*Your objective:* Would you filter these records and copy every line that has the word "current"?

*Dataset records:*
:::

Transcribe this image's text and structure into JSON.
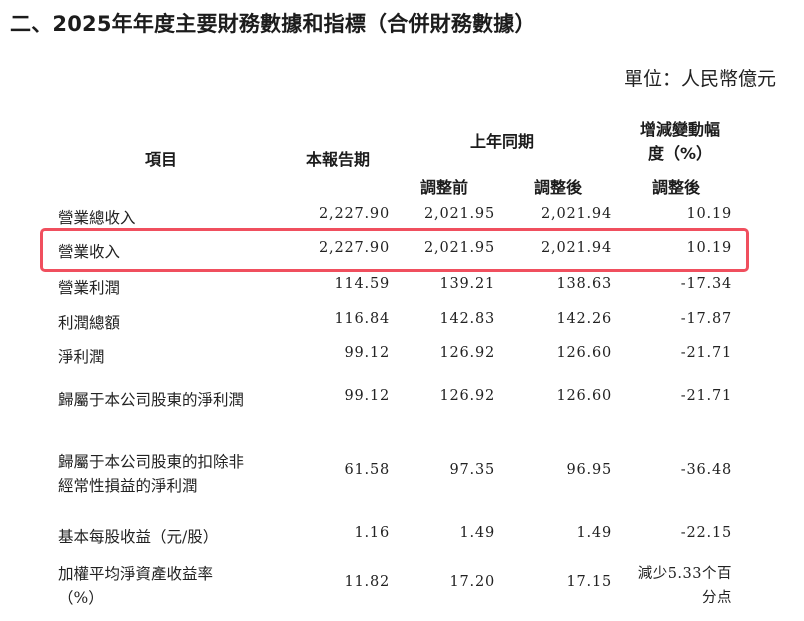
{
  "heading": "二、2025年年度主要財務數據和指標（合併財務數據）",
  "unit": "單位：人民幣億元",
  "headers": {
    "item": "項目",
    "current": "本報告期",
    "prior_group": "上年同期",
    "before_adjust": "調整前",
    "after_adjust": "調整後",
    "change_line1": "增減變動幅",
    "change_line2": "度（%）",
    "change_sub": "調整後"
  },
  "rows": [
    {
      "item": "營業總收入",
      "current": "2,227.90",
      "before": "2,021.95",
      "after": "2,021.94",
      "change": "10.19"
    },
    {
      "item": "營業收入",
      "current": "2,227.90",
      "before": "2,021.95",
      "after": "2,021.94",
      "change": "10.19"
    },
    {
      "item": "營業利潤",
      "current": "114.59",
      "before": "139.21",
      "after": "138.63",
      "change": "-17.34"
    },
    {
      "item": "利潤總額",
      "current": "116.84",
      "before": "142.83",
      "after": "142.26",
      "change": "-17.87"
    },
    {
      "item": "淨利潤",
      "current": "99.12",
      "before": "126.92",
      "after": "126.60",
      "change": "-21.71"
    },
    {
      "item": "歸屬于本公司股東的淨利潤",
      "current": "99.12",
      "before": "126.92",
      "after": "126.60",
      "change": "-21.71"
    },
    {
      "item_line1": "歸屬于本公司股東的扣除非",
      "item_line2": "經常性損益的淨利潤",
      "current": "61.58",
      "before": "97.35",
      "after": "96.95",
      "change": "-36.48"
    },
    {
      "item": "基本每股收益（元/股）",
      "current": "1.16",
      "before": "1.49",
      "after": "1.49",
      "change": "-22.15"
    },
    {
      "item_line1": "加權平均淨資產收益率",
      "item_line2": "（%）",
      "current": "11.82",
      "before": "17.20",
      "after": "17.15",
      "change_line1": "減少5.33个百",
      "change_line2": "分点"
    }
  ]
}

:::

*Answer section:*
    "current": "本報告期",
      "current": "2,227.90",
      "current": "2,227.90",
      "current": "114.59",
      "current": "116.84",
      "current": "99.12",
      "current": "99.12",
      "current": "61.58",
      "current": "1.16",
      "current": "11.82",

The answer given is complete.